• [Assignment]:
Whenever a line of the listing contains the string "title", return that line.

• [Records provided]:

=-=-=

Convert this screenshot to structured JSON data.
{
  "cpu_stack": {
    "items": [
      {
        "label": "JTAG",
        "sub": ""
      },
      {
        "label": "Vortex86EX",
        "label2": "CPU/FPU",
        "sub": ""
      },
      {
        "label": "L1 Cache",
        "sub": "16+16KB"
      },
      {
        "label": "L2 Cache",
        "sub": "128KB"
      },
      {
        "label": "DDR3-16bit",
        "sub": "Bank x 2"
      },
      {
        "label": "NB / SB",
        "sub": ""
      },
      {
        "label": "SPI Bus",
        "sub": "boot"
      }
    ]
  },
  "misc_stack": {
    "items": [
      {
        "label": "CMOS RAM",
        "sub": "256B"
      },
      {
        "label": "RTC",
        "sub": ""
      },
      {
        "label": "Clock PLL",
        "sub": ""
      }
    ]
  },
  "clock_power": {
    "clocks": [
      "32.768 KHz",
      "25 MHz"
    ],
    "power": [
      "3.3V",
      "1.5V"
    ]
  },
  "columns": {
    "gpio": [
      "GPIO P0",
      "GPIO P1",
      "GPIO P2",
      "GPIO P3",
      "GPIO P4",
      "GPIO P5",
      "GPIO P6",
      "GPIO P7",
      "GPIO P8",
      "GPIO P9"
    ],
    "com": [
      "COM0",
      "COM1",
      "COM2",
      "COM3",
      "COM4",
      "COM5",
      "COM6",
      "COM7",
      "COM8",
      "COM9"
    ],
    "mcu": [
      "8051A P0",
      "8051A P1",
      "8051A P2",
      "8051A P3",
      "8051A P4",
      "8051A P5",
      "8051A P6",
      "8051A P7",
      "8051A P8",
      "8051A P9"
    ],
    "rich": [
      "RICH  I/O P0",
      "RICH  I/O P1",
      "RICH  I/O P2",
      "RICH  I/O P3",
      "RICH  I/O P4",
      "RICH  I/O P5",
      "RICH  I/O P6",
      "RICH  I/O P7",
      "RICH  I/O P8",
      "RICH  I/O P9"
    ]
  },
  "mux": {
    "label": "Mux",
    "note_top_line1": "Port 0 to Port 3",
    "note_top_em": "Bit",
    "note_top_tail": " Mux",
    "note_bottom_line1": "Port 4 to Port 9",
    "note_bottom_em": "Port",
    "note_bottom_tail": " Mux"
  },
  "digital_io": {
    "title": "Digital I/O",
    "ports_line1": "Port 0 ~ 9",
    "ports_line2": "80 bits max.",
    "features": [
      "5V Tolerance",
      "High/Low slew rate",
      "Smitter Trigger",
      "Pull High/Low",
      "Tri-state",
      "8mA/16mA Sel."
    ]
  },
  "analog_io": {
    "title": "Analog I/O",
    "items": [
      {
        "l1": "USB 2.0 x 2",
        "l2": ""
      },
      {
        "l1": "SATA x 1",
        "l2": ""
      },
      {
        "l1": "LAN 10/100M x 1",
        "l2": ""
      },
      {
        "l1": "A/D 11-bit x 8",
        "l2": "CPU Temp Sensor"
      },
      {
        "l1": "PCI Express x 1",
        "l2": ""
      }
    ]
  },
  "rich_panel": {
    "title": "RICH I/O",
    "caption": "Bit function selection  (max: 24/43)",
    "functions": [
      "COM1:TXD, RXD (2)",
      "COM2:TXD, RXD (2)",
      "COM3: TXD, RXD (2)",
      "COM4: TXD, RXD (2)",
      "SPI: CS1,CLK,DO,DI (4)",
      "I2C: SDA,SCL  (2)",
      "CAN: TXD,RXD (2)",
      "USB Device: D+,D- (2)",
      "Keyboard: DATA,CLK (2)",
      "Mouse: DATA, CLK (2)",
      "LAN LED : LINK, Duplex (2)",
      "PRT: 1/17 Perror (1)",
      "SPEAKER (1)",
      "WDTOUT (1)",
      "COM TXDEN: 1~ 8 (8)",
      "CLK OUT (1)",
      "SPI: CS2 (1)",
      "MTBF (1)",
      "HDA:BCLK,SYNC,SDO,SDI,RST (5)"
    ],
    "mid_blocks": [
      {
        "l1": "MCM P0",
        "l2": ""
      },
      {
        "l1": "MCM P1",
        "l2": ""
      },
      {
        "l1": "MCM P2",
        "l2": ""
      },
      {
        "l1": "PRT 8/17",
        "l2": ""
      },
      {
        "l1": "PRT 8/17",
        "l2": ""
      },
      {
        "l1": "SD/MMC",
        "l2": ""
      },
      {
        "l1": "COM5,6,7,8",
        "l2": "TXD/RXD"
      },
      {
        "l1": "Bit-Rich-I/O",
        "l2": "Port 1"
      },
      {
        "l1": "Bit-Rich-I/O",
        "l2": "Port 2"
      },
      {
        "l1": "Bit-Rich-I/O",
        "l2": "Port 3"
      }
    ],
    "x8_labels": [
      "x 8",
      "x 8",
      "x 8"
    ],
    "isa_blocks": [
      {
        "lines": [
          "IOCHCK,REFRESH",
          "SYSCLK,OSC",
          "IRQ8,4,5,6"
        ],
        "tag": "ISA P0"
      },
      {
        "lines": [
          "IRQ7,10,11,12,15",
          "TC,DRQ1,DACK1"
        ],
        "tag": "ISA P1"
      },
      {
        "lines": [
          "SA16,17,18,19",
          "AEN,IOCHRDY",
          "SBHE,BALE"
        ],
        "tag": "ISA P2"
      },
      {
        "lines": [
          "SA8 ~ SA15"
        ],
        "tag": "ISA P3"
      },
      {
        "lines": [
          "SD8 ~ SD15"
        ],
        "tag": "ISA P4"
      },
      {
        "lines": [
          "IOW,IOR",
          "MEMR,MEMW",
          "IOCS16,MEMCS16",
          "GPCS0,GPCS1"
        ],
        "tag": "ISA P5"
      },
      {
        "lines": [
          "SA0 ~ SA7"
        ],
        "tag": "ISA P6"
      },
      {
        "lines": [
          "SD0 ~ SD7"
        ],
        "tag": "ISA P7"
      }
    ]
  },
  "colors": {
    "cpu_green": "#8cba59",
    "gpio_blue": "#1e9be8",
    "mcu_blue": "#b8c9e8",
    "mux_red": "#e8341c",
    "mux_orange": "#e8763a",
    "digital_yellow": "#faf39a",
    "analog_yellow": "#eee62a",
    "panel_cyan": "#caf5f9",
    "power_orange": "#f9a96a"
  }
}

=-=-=

• [Answer]:
    "title": "Digital I/O",
    "title": "Analog I/O",
    "title": "RICH I/O",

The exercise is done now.